One of the fun thing about graphical models is that arguments can be done by looking at diagrams (kind of like a diagram chase in algebraic topology). One such trick is from R.D. Shachter’s paper in UAI called “Bayes-Ball: The Rational Pastime (for Determining Irrelevance and Requisite Information in Belief Networks and Influence Diagrams)” (see it here. for example). This is a handy method for figuring out conditional independence relations, and is a good short-cut for figuring out when certain conditional mutual information quantities are equal to 0. The diagram below shows the different rules for when the ball can pass through a node or when it bounces off. Gray means that the variable is observed (or is in the conditioning). I tend to forget the rules, so I made this little chart summary to help myself out.
Ehsan Ardestanizadeh posed a little problem in Young-Han Kim‘s group meeting before break and Paolo Minero presented a cute solution which I thought might be of interest. It’s related to ideas my advisor, Michael Gastpar worked on in his thesis.

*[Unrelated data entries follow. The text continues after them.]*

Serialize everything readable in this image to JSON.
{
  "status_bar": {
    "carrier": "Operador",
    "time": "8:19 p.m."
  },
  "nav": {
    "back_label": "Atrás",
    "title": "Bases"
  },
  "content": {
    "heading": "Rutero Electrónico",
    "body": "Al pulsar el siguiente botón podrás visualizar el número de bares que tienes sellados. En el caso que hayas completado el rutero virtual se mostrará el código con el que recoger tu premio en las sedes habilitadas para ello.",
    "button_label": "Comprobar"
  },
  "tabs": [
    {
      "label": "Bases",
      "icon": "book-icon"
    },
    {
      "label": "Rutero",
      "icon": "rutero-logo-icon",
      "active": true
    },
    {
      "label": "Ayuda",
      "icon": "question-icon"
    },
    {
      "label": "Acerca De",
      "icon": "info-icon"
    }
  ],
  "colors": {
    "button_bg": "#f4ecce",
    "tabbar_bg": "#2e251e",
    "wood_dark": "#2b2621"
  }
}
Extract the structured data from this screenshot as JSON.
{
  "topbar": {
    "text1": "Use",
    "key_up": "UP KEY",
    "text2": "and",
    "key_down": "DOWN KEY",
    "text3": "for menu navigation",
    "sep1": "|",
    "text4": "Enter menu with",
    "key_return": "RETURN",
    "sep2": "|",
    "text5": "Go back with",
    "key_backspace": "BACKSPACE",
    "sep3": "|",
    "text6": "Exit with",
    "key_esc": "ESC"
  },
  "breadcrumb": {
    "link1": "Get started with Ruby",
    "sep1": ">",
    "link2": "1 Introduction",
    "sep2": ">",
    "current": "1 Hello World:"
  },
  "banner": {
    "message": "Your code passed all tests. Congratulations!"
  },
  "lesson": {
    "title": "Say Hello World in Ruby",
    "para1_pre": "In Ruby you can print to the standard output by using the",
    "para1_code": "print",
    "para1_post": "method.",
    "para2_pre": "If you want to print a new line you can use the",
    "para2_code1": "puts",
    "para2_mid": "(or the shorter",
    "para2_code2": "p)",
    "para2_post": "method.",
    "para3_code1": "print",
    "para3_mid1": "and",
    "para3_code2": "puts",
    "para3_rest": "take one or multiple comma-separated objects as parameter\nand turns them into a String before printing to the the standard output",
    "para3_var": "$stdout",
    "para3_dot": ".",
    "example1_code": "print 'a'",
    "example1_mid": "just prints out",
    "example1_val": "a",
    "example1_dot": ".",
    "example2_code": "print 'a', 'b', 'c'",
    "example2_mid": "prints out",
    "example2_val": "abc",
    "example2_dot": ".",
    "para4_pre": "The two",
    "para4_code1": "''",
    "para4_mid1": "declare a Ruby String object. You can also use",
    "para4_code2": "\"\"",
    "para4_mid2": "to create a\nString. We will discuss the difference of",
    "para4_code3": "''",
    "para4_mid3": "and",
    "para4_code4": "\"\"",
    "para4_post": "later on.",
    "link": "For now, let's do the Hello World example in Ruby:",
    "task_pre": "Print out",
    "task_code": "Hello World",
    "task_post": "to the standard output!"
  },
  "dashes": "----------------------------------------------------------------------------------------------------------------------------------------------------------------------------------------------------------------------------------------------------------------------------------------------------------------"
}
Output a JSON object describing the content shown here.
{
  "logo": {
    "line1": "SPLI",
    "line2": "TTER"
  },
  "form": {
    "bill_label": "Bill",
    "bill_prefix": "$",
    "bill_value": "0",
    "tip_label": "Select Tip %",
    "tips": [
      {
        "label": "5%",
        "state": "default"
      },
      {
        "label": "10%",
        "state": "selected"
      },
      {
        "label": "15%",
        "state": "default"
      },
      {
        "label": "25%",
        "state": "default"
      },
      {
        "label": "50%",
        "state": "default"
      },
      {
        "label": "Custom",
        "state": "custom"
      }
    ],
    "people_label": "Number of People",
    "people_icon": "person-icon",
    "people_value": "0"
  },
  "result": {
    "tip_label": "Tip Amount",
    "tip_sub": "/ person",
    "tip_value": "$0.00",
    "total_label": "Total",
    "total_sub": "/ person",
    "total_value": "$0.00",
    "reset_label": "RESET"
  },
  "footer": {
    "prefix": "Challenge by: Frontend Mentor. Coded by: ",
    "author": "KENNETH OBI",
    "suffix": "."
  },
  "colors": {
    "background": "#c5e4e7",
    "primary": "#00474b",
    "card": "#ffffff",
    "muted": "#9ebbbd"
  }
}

Suppose I have a Gaussian variable that is , so zero-mean and unit variance. If I observe where is also and independent of , the minimum mean-square error (MMSE) estimate of given is just
and the MSE is . The question is this: can we somehow get an MSE of less than 1/2 by “encoding” ? Suppose now we can take any function and let , and but with the restriction that . That is, the encoding cannot take any more power.
The answer is no, and comes via an “information theoretic” argument. Consider the vector version of the problem where you have iid unit variance Gaussians and you want to estimate from where is iid unit variance Gaussian as well. The goal is to minimize the average per-letter distortion:
This is just the problem of joint source-channel coding of a Gaussian source over an AWGN channel with quadratic distortion and encoding function must satisfy a unit power constraint. For this problem the rate distortion function is
and the capacity of the channel is . Since separate source coding (compression) followed by channel coding (error control) is optimal, in order to get distortion the rate so . Furthermore, this is achievable with no coding at all by just setting .
Now if there was a scheme for the single-letter case which got MSE less than 1/2, we could concatenate it to get a vector scheme with distortion less than 1/2. But since in the optimal code, we get a contradiction. Thus encoding does not help in the single-letter case either. If isn’t Gaussian the whole story changes though.
I’m singing again!
Conducted by Jung-Ho Pak
Bach Collegium San Diego
Ruben Valenzuela, Music Director
Virginia Sublett, Soprano
Katherine Lundeen, Alto
Robert MacNeil, Tenor
John Polhamus, Bass
St. Paul’s Cathedral, San Diego
Thursday, December 10, 7:30 p.m.
St. James by-the-Sea Episcopal Church, La Jolla
Friday, December 11, 7:30 p.m.
Solana Beach Presbyterian Church, Solana Beach
Saturday, December 12, 7:30 p.m.
This season’s Masterpiece Messiah is an encore presentation of our dramatic video experience of the great masterpieces of art
complementing the most famous of all oratorios, George Frideric Handel’s Messiah. Joined again by Bach Collegium San Diego, our
interpretation has become well-known for its original 18th-century period approach, creating an unforgettable emotional experience that
goes beyond most traditional performances.
New this year and by popular demand, we’re adding a performance at St. Paul’s Cathedral, Downtown San Diego. Don’t miss out on one of the hottest tickets in town during December. Buy tickets online or call 858-350-0290.